It turned out that the "fish-oil children" had fewer than half as many reactions to eggs at the age of one year as the placebo group did. This is an important discovery, since allergic reactions to eggs early in life are strongly correlated with the later development of allergic disorders like eczema and asthma.
All of the children are now two years old and have undergone a clinical examination regarding eczema, been scratch-tested for eggs, milk, and cats, and left a blood sample.
The idea that the difference is truly an effect of the omega-3 fats is supported by an immunological study of the mothers' blood. The women who were given fish oil had less prostaglandin E2 in their blood than the others. This is a substance that triggers allergic immune responses, and it is known that it is depressed when the concentration of omega-3 increases.
"We have been able to show that omerga-3 influences the mother's immunological profile in a less inflammatory direction. Theoretically this can also affect the child's immune system, which is supported by the results of the scratch-tests," says the immune biologist Malin Fagerås Böttcher, who led the study together in collaboration with the child allergist Karel Duchen.
The study will be complemented during the autumn by an immunological examination of the children's blood and an eczema check-up. The researchers hope also to be able to monitor these children as they grow older to see if they develop air-way allergies.
Contact: Malin Fagerås Böttcher, associate professor, Section for Pediatrics, cell phone: +46 (0)709-549759; phone: +46 (0)13-229538; e-mail: email@example.com
Gustav Löfgren | idw

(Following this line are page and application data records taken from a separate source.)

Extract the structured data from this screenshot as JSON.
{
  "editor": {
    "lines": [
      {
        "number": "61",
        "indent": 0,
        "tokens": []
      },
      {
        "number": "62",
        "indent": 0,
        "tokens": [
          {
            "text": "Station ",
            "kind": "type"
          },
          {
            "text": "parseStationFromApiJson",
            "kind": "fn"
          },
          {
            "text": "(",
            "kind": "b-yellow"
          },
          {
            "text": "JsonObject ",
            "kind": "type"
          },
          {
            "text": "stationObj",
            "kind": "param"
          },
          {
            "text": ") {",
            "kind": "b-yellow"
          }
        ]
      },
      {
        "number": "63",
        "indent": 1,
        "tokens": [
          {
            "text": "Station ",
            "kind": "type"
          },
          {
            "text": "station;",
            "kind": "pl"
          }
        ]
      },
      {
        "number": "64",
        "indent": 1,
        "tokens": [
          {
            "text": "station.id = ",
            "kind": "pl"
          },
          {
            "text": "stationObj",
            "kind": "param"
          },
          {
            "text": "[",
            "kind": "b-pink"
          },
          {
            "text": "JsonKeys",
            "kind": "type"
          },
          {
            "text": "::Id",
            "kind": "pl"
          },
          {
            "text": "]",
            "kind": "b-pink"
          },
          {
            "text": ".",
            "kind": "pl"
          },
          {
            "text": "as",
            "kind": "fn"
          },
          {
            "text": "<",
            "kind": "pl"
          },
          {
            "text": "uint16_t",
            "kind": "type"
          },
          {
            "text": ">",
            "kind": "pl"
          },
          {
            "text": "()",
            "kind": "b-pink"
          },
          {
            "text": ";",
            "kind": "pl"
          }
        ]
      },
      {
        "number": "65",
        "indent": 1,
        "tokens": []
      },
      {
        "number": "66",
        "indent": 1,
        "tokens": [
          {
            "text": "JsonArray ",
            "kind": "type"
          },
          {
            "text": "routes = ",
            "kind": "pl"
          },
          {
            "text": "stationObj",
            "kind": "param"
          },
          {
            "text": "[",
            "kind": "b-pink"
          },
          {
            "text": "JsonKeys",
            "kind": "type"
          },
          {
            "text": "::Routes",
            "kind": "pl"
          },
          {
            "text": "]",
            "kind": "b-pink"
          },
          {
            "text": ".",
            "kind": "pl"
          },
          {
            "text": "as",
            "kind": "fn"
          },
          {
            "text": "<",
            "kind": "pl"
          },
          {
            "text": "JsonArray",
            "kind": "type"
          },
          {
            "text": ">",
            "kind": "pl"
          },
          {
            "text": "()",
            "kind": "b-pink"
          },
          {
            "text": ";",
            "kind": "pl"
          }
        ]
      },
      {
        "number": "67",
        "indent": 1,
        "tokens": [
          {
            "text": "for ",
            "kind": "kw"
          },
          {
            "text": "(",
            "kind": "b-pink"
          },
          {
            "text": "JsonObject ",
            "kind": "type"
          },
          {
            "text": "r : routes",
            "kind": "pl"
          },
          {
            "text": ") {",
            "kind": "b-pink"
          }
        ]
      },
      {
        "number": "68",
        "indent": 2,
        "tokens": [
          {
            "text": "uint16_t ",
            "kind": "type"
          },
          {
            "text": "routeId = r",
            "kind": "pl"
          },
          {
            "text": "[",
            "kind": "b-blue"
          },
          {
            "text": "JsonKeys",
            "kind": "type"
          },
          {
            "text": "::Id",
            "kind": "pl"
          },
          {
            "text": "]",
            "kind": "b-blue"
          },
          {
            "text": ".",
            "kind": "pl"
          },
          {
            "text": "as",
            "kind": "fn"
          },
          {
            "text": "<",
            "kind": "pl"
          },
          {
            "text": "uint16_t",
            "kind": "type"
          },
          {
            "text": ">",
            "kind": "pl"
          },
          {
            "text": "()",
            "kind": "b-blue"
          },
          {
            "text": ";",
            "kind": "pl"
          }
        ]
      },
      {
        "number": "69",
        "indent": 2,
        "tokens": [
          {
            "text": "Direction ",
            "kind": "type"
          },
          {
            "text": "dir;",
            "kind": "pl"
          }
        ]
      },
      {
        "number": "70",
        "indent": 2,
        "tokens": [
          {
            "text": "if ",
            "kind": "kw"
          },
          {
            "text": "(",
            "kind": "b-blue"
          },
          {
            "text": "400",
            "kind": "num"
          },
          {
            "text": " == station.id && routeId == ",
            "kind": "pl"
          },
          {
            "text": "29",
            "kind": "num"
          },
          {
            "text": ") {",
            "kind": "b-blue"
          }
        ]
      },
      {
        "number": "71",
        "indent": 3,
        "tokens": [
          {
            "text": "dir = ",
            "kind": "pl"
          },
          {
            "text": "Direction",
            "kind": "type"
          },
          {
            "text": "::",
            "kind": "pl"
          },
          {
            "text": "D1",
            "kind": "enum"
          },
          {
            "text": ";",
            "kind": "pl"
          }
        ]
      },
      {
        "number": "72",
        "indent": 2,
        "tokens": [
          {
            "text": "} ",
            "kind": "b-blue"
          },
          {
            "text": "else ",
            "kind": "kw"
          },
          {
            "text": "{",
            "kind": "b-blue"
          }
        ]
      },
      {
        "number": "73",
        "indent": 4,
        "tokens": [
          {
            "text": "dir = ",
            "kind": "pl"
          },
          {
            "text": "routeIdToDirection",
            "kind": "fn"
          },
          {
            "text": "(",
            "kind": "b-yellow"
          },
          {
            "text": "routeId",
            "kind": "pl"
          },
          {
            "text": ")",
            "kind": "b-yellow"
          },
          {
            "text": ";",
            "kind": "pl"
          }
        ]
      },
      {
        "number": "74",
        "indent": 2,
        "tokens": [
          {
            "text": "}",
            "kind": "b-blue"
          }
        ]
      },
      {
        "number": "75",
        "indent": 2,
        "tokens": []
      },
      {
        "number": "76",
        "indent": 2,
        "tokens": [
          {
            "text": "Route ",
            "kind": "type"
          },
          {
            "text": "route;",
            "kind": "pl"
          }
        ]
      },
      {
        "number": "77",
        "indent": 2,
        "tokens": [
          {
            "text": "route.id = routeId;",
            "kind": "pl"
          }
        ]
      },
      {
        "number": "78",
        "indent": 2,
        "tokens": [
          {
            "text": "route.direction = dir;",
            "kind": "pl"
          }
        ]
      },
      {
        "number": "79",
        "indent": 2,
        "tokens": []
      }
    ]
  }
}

Laser activated gold pyramids could deliver drugs, DNA into cells without harm
24.03.2017 | Harvard John A. Paulson School of Engineering and Applied Sciences
What does congenital Zika syndrome look like?
24.03.2017 | University of California - San Diego
Astronomers from Bonn and Tautenburg in Thuringia (Germany) used the 100-m radio telescope at Effelsberg to observe several galaxy clusters. At the edges of these large accumulations of dark matter, stellar systems (galaxies), hot gas, and charged particles, they found magnetic fields that are exceptionally ordered over distances of many million light years. This makes them the most extended magnetic fields in the universe known so far.
The results will be published on March 22 in the journal „Astronomy & Astrophysics“.
Galaxy clusters are the largest gravitationally bound structures in the universe. With a typical extent of about 10 million light years, i.e. 100 times the...
Researchers at the Goethe University Frankfurt, together with partners from the University of Tübingen in Germany and Queen Mary University as well as Francis Crick Institute from London (UK) have developed a novel technology to decipher the secret ubiquitin code.
Ubiquitin is a small protein that can be linked to other cellular proteins, thereby controlling and modulating their functions. The attachment occurs in many...
In the eternal search for next generation high-efficiency solar cells and LEDs, scientists at Los Alamos National Laboratory and their partners are creating...
Silicon nanosheets are thin, two-dimensional layers with exceptional optoelectronic properties very similar to those of graphene. Albeit, the nanosheets are less stable. Now researchers at the Technical University of Munich (TUM) have, for the first time ever, produced a composite material combining silicon nanosheets and a polymer that is both UV-resistant and easy to process. This brings the scientists a significant step closer to industrial applications like flexible displays and photosensors.
Silicon nanosheets are thin, two-dimensional layers with exceptional optoelectronic properties very similar to those of graphene. Albeit, the nanosheets are...
Enzymes behave differently in a test tube compared with the molecular scrum of a living cell. Chemists from the University of Basel have now been able to simulate these confined natural conditions in artificial vesicles for the first time. As reported in the academic journal Small, the results are offering better insight into the development of nanoreactors and artificial organelles.
Enzymes behave differently in a test tube compared with the molecular scrum of a living cell. Chemists from the University of Basel have now been able to...
20.03.2017 | Event News
14.03.2017 | Event News
07.03.2017 | Event News
24.03.2017 | Materials Sciences
24.03.2017 | Physics and Astronomy
24.03.2017 | Physics and Astronomy